Due to internal wrangling at Warner Brothers, the decision was made to vastly cut down the running time after test screenings, reducing the 115-minute film to 87 minutes, sacrificing much coherence and continuity in the process. Key scenes removed included the opening sequence in which "Mrs. Peel" infiltrates and destroys the Prospero science installation; early trailers included the scene where she says the words "How now brown cow" in a false telephone box to gain admittance. The movie was originally scored by composer Michael Kamen, who included the original Avengers theme; however he was unable to re-score the film after the radical editing, so was forced to drop out. The recut version of the film was scored by Joel McNeely.

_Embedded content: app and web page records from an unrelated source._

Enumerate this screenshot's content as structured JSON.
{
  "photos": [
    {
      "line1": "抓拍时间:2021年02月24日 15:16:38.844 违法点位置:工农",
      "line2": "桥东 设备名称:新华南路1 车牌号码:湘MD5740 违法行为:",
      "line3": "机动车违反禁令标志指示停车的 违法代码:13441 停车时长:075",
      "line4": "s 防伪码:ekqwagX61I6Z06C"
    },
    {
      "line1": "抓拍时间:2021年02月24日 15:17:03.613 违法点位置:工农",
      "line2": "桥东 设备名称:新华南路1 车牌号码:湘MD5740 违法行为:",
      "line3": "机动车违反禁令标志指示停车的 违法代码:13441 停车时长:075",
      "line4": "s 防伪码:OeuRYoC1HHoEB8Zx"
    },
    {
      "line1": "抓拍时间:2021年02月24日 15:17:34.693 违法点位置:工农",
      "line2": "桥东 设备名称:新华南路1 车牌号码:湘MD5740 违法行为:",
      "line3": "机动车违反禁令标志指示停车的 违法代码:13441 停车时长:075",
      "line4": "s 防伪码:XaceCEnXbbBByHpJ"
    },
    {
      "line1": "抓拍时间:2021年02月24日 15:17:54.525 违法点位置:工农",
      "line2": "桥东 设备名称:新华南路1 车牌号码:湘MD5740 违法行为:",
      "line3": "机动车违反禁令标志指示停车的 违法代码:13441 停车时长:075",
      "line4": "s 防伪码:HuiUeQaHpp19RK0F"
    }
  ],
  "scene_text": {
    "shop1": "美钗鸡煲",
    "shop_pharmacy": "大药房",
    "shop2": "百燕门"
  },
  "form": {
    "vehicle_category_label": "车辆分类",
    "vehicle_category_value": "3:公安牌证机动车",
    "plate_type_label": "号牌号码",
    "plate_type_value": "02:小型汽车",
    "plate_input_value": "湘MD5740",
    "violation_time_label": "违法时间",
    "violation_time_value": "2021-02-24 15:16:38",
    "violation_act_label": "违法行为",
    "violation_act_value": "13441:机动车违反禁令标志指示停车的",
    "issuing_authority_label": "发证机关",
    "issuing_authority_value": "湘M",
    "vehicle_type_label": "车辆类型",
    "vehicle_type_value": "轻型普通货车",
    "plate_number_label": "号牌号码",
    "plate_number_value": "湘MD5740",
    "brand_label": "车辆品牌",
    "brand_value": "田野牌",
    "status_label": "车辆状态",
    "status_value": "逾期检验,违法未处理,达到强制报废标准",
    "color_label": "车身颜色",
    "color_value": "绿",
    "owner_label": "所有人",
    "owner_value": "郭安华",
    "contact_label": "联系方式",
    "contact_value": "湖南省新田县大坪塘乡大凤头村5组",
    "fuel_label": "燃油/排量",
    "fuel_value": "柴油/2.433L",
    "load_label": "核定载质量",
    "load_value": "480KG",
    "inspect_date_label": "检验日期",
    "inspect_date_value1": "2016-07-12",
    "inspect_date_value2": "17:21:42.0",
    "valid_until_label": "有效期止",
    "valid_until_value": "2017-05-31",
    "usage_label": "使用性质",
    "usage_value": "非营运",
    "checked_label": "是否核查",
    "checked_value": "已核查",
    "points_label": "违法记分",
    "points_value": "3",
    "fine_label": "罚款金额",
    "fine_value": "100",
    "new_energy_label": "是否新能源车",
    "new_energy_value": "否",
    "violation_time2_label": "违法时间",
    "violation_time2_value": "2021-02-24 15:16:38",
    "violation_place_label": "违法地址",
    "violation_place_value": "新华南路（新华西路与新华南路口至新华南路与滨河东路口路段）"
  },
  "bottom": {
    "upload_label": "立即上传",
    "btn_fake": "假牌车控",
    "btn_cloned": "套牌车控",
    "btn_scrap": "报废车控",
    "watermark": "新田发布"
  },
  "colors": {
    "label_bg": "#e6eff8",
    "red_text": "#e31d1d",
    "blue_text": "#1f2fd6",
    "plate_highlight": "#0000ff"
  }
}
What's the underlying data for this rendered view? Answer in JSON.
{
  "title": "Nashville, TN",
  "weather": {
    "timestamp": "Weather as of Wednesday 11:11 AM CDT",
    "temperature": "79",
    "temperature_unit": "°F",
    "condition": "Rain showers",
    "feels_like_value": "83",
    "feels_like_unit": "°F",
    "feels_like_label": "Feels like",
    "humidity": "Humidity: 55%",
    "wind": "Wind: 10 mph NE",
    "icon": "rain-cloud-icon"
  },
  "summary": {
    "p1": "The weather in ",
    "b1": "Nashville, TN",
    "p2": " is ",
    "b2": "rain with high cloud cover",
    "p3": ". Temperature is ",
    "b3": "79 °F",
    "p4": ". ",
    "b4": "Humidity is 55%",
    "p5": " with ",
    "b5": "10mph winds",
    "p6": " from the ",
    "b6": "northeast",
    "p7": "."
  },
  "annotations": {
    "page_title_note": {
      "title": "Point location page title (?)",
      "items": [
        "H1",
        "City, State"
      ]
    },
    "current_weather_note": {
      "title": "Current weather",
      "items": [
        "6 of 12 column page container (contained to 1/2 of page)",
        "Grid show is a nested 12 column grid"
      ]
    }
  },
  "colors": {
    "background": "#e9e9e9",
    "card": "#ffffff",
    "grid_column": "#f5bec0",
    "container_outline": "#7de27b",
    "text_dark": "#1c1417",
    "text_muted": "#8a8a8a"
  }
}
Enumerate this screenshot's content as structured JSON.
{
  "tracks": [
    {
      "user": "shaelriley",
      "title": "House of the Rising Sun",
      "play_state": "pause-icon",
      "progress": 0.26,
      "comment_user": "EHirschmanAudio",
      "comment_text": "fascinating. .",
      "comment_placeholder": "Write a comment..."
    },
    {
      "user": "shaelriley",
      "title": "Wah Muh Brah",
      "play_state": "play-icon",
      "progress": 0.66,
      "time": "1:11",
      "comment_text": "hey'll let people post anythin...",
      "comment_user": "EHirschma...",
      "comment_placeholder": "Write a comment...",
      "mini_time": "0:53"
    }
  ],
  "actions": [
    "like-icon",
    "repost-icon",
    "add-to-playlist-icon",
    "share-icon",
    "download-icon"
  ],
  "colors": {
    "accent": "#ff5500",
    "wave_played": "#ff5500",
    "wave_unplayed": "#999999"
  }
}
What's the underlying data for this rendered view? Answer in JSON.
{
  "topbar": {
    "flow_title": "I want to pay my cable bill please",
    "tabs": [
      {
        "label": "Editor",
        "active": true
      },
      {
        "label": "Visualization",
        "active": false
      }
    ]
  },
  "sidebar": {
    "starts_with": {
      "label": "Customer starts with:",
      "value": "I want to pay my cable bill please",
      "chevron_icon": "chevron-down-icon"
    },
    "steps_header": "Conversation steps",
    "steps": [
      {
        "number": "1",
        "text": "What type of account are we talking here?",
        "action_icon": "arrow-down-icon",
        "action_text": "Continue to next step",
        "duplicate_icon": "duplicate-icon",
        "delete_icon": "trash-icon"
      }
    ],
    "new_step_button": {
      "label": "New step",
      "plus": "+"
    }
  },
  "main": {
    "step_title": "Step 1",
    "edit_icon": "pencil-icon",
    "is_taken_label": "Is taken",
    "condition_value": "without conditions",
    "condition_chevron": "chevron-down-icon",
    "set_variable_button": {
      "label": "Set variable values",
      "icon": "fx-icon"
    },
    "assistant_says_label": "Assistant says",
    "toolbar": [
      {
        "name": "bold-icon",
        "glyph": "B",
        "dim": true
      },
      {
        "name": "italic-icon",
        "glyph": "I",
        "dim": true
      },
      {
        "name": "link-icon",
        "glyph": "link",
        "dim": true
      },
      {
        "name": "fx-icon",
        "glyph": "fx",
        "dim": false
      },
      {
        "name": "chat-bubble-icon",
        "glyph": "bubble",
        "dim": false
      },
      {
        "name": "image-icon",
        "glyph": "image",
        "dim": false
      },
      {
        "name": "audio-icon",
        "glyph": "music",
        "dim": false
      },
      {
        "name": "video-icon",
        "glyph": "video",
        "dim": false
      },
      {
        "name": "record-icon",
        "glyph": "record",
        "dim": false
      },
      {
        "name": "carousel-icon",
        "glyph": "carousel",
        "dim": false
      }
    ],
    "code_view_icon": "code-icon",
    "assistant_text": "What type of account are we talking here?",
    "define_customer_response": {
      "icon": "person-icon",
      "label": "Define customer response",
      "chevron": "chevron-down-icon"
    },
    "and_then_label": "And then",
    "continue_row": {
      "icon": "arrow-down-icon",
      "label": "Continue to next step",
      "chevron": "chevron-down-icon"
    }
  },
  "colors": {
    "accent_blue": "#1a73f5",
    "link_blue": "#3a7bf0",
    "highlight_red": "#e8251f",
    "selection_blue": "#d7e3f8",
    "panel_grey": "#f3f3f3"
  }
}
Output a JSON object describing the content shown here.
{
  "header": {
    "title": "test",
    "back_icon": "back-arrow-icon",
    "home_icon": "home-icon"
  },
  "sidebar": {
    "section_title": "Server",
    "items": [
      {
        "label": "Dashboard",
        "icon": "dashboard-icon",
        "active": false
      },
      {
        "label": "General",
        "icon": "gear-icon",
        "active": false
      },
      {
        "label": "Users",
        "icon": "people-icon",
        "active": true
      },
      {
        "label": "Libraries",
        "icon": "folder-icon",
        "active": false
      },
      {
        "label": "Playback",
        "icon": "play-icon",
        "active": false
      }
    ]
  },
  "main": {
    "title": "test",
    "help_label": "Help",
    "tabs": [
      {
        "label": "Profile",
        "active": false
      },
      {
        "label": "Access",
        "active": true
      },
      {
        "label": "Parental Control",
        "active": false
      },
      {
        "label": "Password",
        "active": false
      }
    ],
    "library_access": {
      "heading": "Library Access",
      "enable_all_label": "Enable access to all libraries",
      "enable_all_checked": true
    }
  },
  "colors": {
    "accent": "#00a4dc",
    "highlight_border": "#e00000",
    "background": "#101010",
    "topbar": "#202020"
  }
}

The original shooting script was used for the film's novelisation and includes all the material shot and then removed from the film. The original cut has yet to surface; Warners are apparently not interested in releasing a director's cut or special edition in any form, even though director Jeremiah Chechik has offered to recut the film for nothing.
The "Training village" scene with Steed works much better as an opening (and probably comes closest to capturing the tone of the series), but that missing Evil Peel Twin opening clears up a LOT of confusion at the beginning of the theatrical cut--
Like, why is the Ministry treating talented-amateur Emma like a criminal from the start of the movie, why Steed automatically suspects her without evidence, how Real-Peel could know the secret phone password, etc., and just where the heck the robot/clone does show up from out of nowhere in the second half of the film.
Having watched The Avengers in the 60s, and then for decades in reruns, the movie was a huge disappointment. It was made by people who apparently had never seen the show.
The writers had seen the show, and did a thankless job of trying to capture the tone (although Patrick Macnee, in his "offscreen" cameo, still shows us how it was done). Even to the point of putting in that weird tribute to the three "Emma in the Maze" episodes.
Problem is, you had entire audiences who had never grown up on the series, thinking it was "some cool 60's spy series" like Man From UNCLE, and registered....nonplussment somewhat at a scene of villains dressed in teddy-bear suits, or grannies pulling machine guns out of their strollers. Kids, that was MILD compared to the series.
Biggest problem was the actors--I'm sure Ralph Fiennes has a sense of humor somewhere, but he remembered Steed as "mannered", and sleepwalked through the role, while Uma Thurman remembered Peel as "sexy", and snarled her way through. The writers capture a little bit of the Banter (and even a friendly swordfight straight out of their first episode), but the tone seemed to be lost on the actors and director somewhat.